■ PROBLEM REQUIREMENTS ■
Print the records exactly. Miss nothing.

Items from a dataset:
== Segment start ==

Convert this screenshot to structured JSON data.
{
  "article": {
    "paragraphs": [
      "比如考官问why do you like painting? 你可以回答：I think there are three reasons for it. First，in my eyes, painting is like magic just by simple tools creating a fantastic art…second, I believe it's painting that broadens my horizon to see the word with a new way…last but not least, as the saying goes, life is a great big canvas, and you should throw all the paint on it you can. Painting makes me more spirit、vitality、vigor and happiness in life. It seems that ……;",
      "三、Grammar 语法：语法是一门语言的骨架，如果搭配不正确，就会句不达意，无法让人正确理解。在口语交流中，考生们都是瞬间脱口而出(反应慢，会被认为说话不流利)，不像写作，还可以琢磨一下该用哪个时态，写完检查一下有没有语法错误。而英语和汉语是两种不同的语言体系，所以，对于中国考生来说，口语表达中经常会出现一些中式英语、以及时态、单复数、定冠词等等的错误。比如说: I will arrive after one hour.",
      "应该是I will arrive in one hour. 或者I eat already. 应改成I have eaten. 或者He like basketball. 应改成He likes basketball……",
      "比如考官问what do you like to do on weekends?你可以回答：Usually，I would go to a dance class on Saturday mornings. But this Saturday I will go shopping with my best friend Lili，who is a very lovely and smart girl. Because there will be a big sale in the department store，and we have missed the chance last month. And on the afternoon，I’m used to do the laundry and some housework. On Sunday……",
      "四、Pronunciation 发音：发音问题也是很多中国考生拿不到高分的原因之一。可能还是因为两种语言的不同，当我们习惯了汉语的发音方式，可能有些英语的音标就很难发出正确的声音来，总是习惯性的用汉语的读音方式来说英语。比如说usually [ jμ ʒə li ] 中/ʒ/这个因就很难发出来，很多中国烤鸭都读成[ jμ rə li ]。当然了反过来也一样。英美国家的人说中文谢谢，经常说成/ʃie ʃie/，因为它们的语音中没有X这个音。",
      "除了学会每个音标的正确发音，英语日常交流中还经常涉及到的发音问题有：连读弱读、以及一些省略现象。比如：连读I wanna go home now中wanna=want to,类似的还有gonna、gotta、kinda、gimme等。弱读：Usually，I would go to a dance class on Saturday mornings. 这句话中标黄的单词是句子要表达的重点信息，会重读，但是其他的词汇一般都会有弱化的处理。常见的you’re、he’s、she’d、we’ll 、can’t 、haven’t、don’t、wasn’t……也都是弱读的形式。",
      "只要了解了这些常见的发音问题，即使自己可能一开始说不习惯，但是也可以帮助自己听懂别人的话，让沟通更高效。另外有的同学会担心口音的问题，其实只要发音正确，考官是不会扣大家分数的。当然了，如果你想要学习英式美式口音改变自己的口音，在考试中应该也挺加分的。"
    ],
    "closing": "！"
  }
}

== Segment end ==

■ COMPLETED EXERCISE ■
Convert this screenshot to structured JSON data.
{
  "article": {
    "paragraphs": [
      "比如考官问why do you like painting? 你可以回答：I think there are three reasons for it. First，in my eyes, painting is like magic just by simple tools creating a fantastic art…second, I believe it's painting that broadens my horizon to see the word with a new way…last but not least, as the saying goes, life is a great big canvas, and you should throw all the paint on it you can. Painting makes me more spirit、vitality、vigor and happiness in life. It seems that ……;",
      "三、Grammar 语法：语法是一门语言的骨架，如果搭配不正确，就会句不达意，无法让人正确理解。在口语交流中，考生们都是瞬间脱口而出(反应慢，会被认为说话不流利)，不像写作，还可以琢磨一下该用哪个时态，写完检查一下有没有语法错误。而英语和汉语是两种不同的语言体系，所以，对于中国考生来说，口语表达中经常会出现一些中式英语、以及时态、单复数、定冠词等等的错误。比如说: I will arrive after one hour.",
      "应该是I will arrive in one hour. 或者I eat already. 应改成I have eaten. 或者He like basketball. 应改成He likes basketball……",
      "比如考官问what do you like to do on weekends?你可以回答：Usually，I would go to a dance class on Saturday mornings. But this Saturday I will go shopping with my best friend Lili，who is a very lovely and smart girl. Because there will be a big sale in the department store，and we have missed the chance last month. And on the afternoon，I’m used to do the laundry and some housework. On Sunday……",
      "四、Pronunciation 发音：发音问题也是很多中国考生拿不到高分的原因之一。可能还是因为两种语言的不同，当我们习惯了汉语的发音方式，可能有些英语的音标就很难发出正确的声音来，总是习惯性的用汉语的读音方式来说英语。比如说usually [ jμ ʒə li ] 中/ʒ/这个因就很难发出来，很多中国烤鸭都读成[ jμ rə li ]。当然了反过来也一样。英美国家的人说中文谢谢，经常说成/ʃie ʃie/，因为它们的语音中没有X这个音。",
      "除了学会每个音标的正确发音，英语日常交流中还经常涉及到的发音问题有：连读弱读、以及一些省略现象。比如：连读I wanna go home now中wanna=want to,类似的还有gonna、gotta、kinda、gimme等。弱读：Usually，I would go to a dance class on Saturday mornings. 这句话中标黄的单词是句子要表达的重点信息，会重读，但是其他的词汇一般都会有弱化的处理。常见的you’re、he’s、she’d、we’ll 、can’t 、haven’t、don’t、wasn’t……也都是弱读的形式。",
      "只要了解了这些常见的发音问题，即使自己可能一开始说不习惯，但是也可以帮助自己听懂别人的话，让沟通更高效。另外有的同学会担心口音的问题，其实只要发音正确，考官是不会扣大家分数的。当然了，如果你想要学习英式美式口音改变自己的口音，在考试中应该也挺加分的。"
    ],
    "closing": "！"
  }
}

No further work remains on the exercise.